(Beginning of SUPPLIED MATERIAL)

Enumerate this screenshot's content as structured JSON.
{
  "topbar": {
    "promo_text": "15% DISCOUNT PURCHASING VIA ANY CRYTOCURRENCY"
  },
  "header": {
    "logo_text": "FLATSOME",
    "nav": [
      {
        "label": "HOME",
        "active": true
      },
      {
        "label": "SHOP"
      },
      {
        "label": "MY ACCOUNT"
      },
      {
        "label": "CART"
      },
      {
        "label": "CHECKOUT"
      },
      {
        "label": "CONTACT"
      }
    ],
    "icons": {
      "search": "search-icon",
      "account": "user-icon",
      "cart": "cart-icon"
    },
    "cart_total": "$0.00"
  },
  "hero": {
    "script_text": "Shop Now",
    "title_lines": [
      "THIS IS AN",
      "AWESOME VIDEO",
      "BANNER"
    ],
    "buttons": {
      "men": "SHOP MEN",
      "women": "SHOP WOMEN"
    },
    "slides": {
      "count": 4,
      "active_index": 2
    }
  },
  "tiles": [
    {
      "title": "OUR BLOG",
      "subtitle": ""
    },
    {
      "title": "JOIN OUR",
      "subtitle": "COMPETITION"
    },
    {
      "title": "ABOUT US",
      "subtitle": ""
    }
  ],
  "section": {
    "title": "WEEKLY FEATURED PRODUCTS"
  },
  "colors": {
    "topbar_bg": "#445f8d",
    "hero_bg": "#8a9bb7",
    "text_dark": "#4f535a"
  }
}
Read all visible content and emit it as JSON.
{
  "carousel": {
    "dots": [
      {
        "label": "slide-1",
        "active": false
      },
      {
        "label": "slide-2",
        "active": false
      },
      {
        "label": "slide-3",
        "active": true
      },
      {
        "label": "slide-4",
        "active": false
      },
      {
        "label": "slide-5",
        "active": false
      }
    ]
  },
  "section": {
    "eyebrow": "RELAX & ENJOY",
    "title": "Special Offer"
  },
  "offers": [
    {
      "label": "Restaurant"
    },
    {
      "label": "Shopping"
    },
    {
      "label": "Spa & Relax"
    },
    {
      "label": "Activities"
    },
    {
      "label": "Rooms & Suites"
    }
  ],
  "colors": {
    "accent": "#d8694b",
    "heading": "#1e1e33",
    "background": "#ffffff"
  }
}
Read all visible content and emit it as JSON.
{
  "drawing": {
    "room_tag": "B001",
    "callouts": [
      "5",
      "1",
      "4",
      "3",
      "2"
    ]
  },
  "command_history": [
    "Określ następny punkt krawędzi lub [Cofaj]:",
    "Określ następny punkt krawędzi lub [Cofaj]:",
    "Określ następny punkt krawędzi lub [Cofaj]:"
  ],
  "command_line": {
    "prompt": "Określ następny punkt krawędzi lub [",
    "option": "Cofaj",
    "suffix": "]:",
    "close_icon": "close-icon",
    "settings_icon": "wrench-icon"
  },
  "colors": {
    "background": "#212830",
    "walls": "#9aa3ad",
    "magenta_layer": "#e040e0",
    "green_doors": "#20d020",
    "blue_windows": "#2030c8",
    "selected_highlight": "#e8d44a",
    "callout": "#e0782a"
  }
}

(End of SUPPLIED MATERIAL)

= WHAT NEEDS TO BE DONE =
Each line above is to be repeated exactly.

= RESPONSE TO THIS EXERCISE =
Enumerate this screenshot's content as structured JSON.
{
  "topbar": {
    "promo_text": "15% DISCOUNT PURCHASING VIA ANY CRYTOCURRENCY"
  },
  "header": {
    "logo_text": "FLATSOME",
    "nav": [
      {
        "label": "HOME",
        "active": true
      },
      {
        "label": "SHOP"
      },
      {
        "label": "MY ACCOUNT"
      },
      {
        "label": "CART"
      },
      {
        "label": "CHECKOUT"
      },
      {
        "label": "CONTACT"
      }
    ],
    "icons": {
      "search": "search-icon",
      "account": "user-icon",
      "cart": "cart-icon"
    },
    "cart_total": "$0.00"
  },
  "hero": {
    "script_text": "Shop Now",
    "title_lines": [
      "THIS IS AN",
      "AWESOME VIDEO",
      "BANNER"
    ],
    "buttons": {
      "men": "SHOP MEN",
      "women": "SHOP WOMEN"
    },
    "slides": {
      "count": 4,
      "active_index": 2
    }
  },
  "tiles": [
    {
      "title": "OUR BLOG",
      "subtitle": ""
    },
    {
      "title": "JOIN OUR",
      "subtitle": "COMPETITION"
    },
    {
      "title": "ABOUT US",
      "subtitle": ""
    }
  ],
  "section": {
    "title": "WEEKLY FEATURED PRODUCTS"
  },
  "colors": {
    "topbar_bg": "#445f8d",
    "hero_bg": "#8a9bb7",
    "text_dark": "#4f535a"
  }
}
Read all visible content and emit it as JSON.
{
  "carousel": {
    "dots": [
      {
        "label": "slide-1",
        "active": false
      },
      {
        "label": "slide-2",
        "active": false
      },
      {
        "label": "slide-3",
        "active": true
      },
      {
        "label": "slide-4",
        "active": false
      },
      {
        "label": "slide-5",
        "active": false
      }
    ]
  },
  "section": {
    "eyebrow": "RELAX & ENJOY",
    "title": "Special Offer"
  },
  "offers": [
    {
      "label": "Restaurant"
    },
    {
      "label": "Shopping"
    },
    {
      "label": "Spa & Relax"
    },
    {
      "label": "Activities"
    },
    {
      "label": "Rooms & Suites"
    }
  ],
  "colors": {
    "accent": "#d8694b",
    "heading": "#1e1e33",
    "background": "#ffffff"
  }
}
Read all visible content and emit it as JSON.
{
  "drawing": {
    "room_tag": "B001",
    "callouts": [
      "5",
      "1",
      "4",
      "3",
      "2"
    ]
  },
  "command_history": [
    "Określ następny punkt krawędzi lub [Cofaj]:",
    "Określ następny punkt krawędzi lub [Cofaj]:",
    "Określ następny punkt krawędzi lub [Cofaj]:"
  ],
  "command_line": {
    "prompt": "Określ następny punkt krawędzi lub [",
    "option": "Cofaj",
    "suffix": "]:",
    "close_icon": "close-icon",
    "settings_icon": "wrench-icon"
  },
  "colors": {
    "background": "#212830",
    "walls": "#9aa3ad",
    "magenta_layer": "#e040e0",
    "green_doors": "#20d020",
    "blue_windows": "#2030c8",
    "selected_highlight": "#e8d44a",
    "callout": "#e0782a"
  }
}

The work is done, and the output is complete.